The major players in energy issues are;
What does OPEC stand for?
The Organization of Petroleum Exporting Countries (OPEC) is a permanent intergovernmental organisation of 13 oil-exporting developing nations.
What is the aim of the organisation?
- Protect the interests of member countries
- Stabilise oil prices and limit price fluctuations
- Ensure efficient, economic and regular supply of oil to consuming nations
Algeria - 1969-present
Angola - 2007-present
Ecuador - 1973-1992, 2007-present
Gabon - 1975-1995; 2016-present
Iran - 1960-present
Iraq - 1960-present
Kuwait - 1960-present
Libya - 1962-present
Nigeria - 1971-present
Qatar - 1961-present
Saudi Arabia - 1960-present
United Arab Emirates - 1967-present
Venezuela - 1960-present
These players all have an impact in influencing energy sources and pathways. Geopolitical issues are complex and may involve a number of these players.
Securing Energy Supplies
OPEC has around 78% of the worlds oil reserves meaning it holds a monopoly on oil and has a secure supply of energy in the near future.
The rise of renewable energy is increasing which can bring security to energy such as the geo-thermal heating used in Iceland.
Relative Importance of Players
What are the OPEC countries?
The Islamic Republic of Iran, Iraq, Kuwait, Saudi Arabia and Venezuela were the Founder Members of the Organization. These countries were later joined by Qatar (1961), Libya (1962), the United Arab Emirates (1967), Algeria (1969), Nigeria (1971), Ecuador (1973), Gabon (1975), Angola (2007) and Equatorial Guinea (2017). Indonesia was member but has left the organisation.
Why is OPEC such a powerful player?
- It has around 78% of the world’s oil reserves
- It produces around 45% of the world’s crude oil and 15% of natural gas
- It has the power to significantly affect oil prices by increasing or decreasing production
OPEC’s influence is seen as less significant as some oil producers have not joined the organisation e.g. Russia, Norway, Mexico and the USA
TNCs control most oil and gas extraction, refining and distribution.
These large companies are extremely powerful and have major influence on political decisions e.g. links between US presidents and support of oil companies.

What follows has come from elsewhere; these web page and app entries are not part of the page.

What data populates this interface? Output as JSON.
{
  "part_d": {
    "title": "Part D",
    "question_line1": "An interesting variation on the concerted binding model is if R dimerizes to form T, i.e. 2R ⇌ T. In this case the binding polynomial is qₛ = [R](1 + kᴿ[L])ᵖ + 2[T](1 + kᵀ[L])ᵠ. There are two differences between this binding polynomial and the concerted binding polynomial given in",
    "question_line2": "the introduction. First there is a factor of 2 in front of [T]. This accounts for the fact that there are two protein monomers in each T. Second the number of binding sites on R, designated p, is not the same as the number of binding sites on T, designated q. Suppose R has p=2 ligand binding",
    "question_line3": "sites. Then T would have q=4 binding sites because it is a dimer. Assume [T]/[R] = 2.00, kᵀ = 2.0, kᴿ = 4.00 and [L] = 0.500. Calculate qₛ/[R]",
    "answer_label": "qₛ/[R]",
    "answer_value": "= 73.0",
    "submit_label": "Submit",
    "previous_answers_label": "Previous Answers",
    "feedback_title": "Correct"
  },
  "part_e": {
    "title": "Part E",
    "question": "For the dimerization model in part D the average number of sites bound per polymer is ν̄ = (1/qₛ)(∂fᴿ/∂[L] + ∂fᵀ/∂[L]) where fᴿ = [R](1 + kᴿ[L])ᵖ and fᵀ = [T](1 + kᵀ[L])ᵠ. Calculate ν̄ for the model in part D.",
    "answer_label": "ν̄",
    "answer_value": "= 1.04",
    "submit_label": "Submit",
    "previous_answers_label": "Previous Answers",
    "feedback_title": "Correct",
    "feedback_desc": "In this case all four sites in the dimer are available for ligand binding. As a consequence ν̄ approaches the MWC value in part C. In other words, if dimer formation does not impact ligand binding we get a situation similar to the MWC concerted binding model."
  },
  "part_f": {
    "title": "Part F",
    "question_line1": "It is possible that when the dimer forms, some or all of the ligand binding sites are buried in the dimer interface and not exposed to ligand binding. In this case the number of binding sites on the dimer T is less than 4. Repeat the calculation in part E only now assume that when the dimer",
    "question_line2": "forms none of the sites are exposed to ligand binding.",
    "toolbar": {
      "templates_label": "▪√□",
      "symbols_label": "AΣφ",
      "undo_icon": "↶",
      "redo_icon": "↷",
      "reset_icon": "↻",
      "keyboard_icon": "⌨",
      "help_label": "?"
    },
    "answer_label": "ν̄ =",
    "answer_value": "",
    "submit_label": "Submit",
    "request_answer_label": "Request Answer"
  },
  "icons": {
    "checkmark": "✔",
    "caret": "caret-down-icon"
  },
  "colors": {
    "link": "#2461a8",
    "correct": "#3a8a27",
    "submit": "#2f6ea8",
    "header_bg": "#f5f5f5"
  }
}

Many of the oil/gas companies are state owned or controlled, with access to 95% of world oil and gas reserves. This may influence who they trade with and political decisions.